For the ground beef filling:
- 1 tablespoon vegetable oil
- 1/2 medium yellow onion, diced
- 1 jalapeño, seeded and diced
- 4 cloves garlic, minced
- 1 pound ground beef
- 2 tablespoons chili powder
- 1 teaspoon ground cumin
- 1/2 teaspoon dried oregano
- 1 teaspoon kosher salt
- 1/2 teaspoon black pepper
- Pinch cayenne
- 1 plum or 1/4 cup grape tomatoes, chopped
- 1/2 cup chopped cilantro
- 1 tablespoon lime juice
For the tacos:
- Oil for frying
- 12 corn tortillas
- 2 cups shredded iceberg lettuce
- 2 plum tomatoes or 1/2 cup grape tomatoes, seeded and diced

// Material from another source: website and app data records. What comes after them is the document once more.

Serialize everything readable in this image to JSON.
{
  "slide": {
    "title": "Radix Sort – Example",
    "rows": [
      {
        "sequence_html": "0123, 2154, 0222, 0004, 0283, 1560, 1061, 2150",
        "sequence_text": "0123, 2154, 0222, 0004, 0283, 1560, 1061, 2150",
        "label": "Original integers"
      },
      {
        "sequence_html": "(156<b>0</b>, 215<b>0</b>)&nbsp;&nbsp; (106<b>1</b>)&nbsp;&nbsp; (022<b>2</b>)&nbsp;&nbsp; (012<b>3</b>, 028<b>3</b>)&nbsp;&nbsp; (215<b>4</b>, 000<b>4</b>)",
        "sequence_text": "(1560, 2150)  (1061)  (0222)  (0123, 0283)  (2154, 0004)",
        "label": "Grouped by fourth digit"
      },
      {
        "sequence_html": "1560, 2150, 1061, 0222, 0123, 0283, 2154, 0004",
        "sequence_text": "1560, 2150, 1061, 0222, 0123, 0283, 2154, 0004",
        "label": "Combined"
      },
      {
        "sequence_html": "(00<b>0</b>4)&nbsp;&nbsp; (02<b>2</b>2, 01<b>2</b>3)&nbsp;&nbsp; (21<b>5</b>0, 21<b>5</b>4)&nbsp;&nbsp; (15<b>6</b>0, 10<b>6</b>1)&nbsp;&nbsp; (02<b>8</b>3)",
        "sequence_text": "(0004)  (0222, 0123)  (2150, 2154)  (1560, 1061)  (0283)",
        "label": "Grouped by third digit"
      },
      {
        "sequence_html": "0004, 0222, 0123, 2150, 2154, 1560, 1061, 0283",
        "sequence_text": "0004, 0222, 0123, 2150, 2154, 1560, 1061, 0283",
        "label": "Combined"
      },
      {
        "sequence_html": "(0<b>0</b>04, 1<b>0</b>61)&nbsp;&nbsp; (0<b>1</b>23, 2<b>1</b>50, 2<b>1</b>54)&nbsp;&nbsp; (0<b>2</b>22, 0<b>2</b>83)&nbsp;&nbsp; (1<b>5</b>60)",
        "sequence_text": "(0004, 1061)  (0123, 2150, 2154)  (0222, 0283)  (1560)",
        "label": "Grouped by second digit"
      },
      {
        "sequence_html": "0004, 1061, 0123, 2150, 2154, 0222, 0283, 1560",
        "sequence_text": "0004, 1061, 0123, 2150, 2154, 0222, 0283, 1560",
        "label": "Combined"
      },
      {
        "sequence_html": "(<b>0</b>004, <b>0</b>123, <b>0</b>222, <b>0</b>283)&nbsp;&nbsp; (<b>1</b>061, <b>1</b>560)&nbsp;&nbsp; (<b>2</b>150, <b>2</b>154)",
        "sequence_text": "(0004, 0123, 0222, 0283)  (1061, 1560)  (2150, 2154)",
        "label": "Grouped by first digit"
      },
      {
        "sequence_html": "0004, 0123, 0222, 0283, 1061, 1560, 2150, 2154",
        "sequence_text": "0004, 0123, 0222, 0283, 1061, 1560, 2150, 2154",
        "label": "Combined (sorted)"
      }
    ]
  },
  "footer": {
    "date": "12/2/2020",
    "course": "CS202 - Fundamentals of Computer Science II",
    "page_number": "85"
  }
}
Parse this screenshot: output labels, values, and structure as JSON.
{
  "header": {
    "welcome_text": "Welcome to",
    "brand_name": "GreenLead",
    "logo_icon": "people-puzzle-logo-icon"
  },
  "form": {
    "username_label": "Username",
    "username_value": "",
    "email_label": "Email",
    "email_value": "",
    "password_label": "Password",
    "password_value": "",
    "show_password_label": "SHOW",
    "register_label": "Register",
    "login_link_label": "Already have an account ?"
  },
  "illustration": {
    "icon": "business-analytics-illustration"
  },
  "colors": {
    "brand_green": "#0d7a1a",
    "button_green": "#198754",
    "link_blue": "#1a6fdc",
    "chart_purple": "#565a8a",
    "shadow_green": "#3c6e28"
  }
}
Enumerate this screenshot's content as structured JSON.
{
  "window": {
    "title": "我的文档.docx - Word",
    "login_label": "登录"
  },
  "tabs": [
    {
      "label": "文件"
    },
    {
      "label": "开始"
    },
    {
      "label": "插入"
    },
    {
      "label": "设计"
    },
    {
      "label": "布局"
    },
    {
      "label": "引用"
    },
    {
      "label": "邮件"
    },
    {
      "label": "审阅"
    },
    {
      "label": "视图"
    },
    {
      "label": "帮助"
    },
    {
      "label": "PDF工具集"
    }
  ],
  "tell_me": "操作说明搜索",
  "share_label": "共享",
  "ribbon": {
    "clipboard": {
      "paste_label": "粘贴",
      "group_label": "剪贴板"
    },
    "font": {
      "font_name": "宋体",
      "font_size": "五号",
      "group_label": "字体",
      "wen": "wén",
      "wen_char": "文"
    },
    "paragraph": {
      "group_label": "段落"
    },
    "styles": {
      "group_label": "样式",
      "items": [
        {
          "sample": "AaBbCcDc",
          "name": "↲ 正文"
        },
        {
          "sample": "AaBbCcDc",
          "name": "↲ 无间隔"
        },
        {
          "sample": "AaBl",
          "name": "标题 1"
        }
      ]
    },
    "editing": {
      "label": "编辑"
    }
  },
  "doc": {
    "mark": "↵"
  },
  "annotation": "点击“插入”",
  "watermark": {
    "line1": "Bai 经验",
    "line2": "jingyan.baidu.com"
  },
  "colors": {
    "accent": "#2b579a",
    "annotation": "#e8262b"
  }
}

- 2 cups (8 ounces) shredded yellow cheddar or Colby-Jack cheese
- Salsa, for serving
- To make the filling, in a large skillet, heat the oil on medium-low heat and add the onion and jalapeño. While stirring occasionally, cook until the onions and jalapeño are softened, about 5 minutes. Add the garlic and cook for 30 more seconds.
- Add to the skillet the ground beef, chili powder, cumin, oregano, salt, pepper, cayenne, tomatoes, and cilantro. Stir until everything is well combined then turn the heat down to low and simmer while stirring occasionally until the meat is browned, about 15 minutes. Stir in the lime juice and taste and adjust seasonings. Remove from the heat.
- To make the tacos, line a baking sheet with paper towels and heat 2 inches of oil to 350°F in a heavy skillet. Take a tortilla and fold it in half into a “U” shape, holding it with tongs in the center. Using the tongs, dip one half of the tortilla, lengthwise, into the hot oil, leaving the other half out of the oil. Fry the first side until crisp, about 10 seconds, and then repeat for the other side, holding the already-cooked side out of the oil. Drain the taco shell on a paper-towel-lined sheet and repeat until all the shells are fried.
- To assemble the tacos, take each shell and fill with ground beef, lettuce, tomatoes, and cheddar cheese. Serve with salsa on the side, if desired
Try diced roma tomatoes with this recipe instead of the grape or plum cherry tomatoes…….it works well and has a very good taste. You can also use pepper jack cheese which gives the tacos a bit of the jalapeno taste if you don’t have or want to serve the tacos with jalapenos…….like to your young children. l use both because I love the flavor the jalapenos lend to the tacos. Mexican style pintos or refried beans are a great side dish to serve with the tacos…….as well as Spanish rice……real Tex-Mex for sure. Very healthy.
Regaleagle–Thank you for your suggestions!
I find that if I try to keep my shells warm in the oven until we eat, the shells collapse.
Mary–Thank you for the feedback.
The old way is still perfect–fresh ingredients instead of packaged spice mix that is mostly salt, and home fried tortillas–about 3 shells per minute. My time saver is to double the meat mixture and use half of it for either another taco night, enchiladas, a casserole, or chili.
Janet–That’s a great tip to double the meat and use it another night for something else!
Hey Lisa, love your site! I’m 51, grew up in Dallas. I love El Fenix! It seems like there’s a taste of Italian dressing in the lettuce of the beef tacos. I love eating these and have wondered for many years what is creating that flavor. Thanks for all you do! Go Texas!
Todd–Thank you for the kind words! While I don’t recall dressed lettuce on the tacos, next time I’m there I’ll taste and see!